▶ _Website and app data records_
◇ ◇ ◇ ◇ ◇
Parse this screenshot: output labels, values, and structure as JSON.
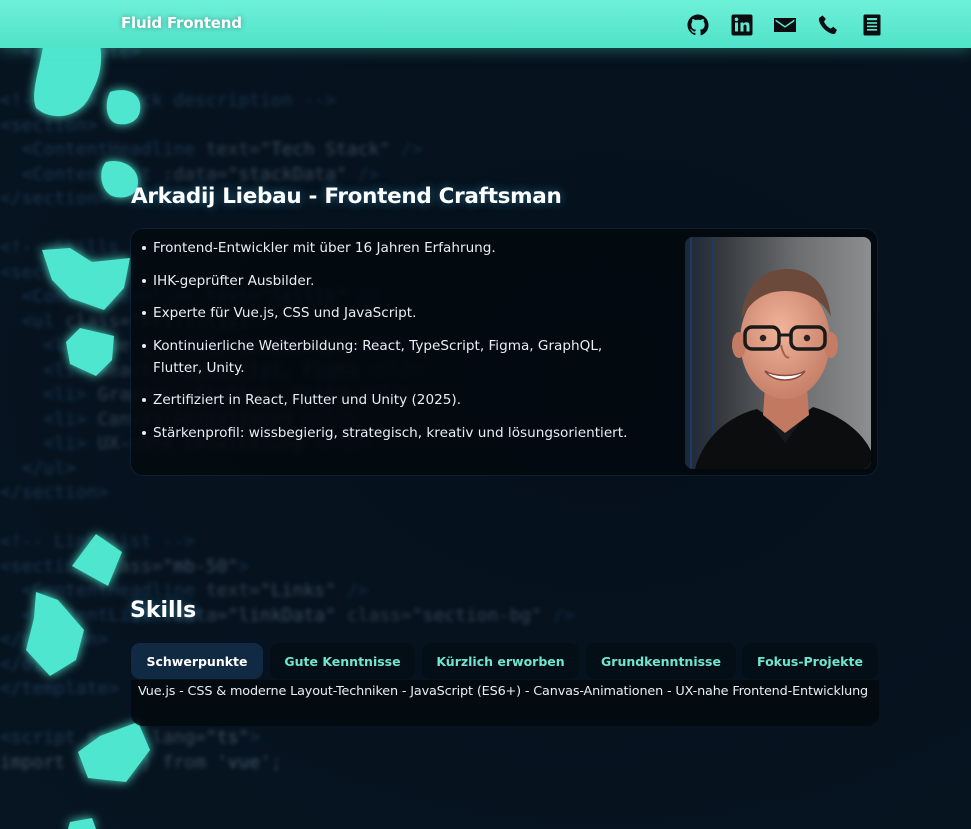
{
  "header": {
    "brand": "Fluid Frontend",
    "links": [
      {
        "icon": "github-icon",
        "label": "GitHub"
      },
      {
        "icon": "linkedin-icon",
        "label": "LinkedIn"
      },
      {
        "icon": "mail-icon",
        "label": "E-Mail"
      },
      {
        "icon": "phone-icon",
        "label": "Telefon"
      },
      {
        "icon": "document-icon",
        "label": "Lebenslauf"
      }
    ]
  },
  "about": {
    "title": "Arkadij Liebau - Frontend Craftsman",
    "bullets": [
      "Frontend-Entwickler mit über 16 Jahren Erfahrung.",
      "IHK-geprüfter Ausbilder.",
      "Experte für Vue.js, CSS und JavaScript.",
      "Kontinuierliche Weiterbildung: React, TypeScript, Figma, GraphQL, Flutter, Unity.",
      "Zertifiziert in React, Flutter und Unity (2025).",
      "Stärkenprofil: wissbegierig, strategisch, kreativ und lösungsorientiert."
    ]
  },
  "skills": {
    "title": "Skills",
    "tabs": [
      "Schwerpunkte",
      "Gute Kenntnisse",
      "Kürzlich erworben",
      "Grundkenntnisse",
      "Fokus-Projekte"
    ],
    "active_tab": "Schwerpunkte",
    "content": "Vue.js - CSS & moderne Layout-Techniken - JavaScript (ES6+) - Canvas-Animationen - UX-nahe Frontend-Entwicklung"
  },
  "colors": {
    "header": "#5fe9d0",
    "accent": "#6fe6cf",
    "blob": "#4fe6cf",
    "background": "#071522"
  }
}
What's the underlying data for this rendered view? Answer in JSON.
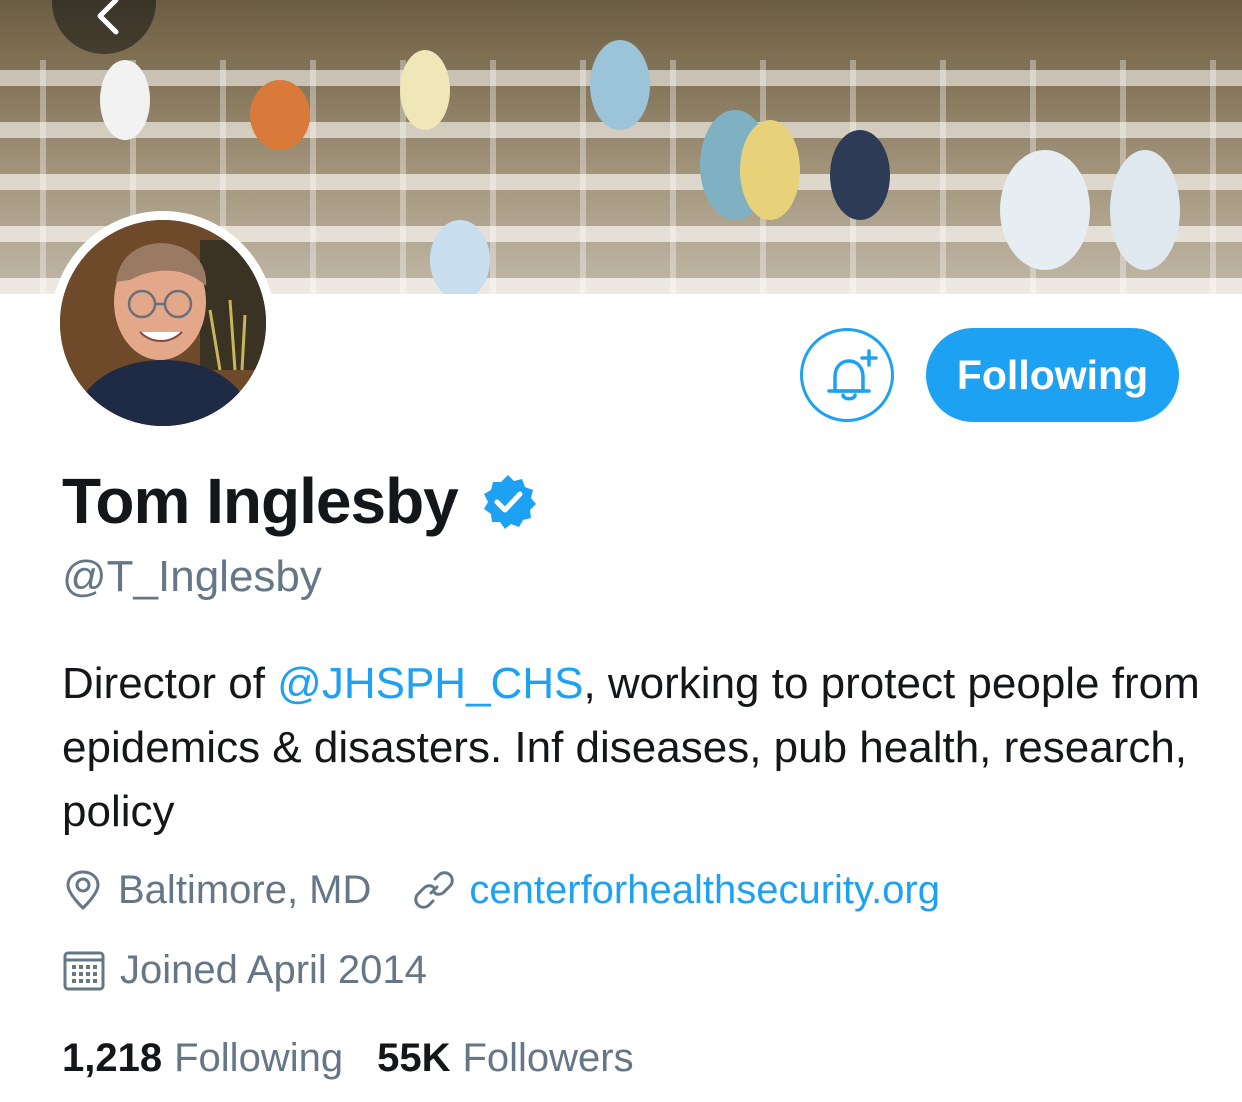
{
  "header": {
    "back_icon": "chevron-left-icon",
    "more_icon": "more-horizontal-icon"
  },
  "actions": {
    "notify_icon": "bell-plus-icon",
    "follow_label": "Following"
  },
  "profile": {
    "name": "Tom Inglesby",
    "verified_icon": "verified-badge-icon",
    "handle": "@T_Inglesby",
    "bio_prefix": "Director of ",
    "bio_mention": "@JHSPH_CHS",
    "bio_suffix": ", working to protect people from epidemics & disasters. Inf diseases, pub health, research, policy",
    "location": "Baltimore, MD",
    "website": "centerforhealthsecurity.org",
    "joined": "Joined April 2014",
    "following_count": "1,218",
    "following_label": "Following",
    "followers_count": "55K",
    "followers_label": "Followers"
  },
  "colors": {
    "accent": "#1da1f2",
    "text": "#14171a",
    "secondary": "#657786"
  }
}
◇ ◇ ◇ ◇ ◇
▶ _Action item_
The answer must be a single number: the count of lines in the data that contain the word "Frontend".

▶ _Response below_
4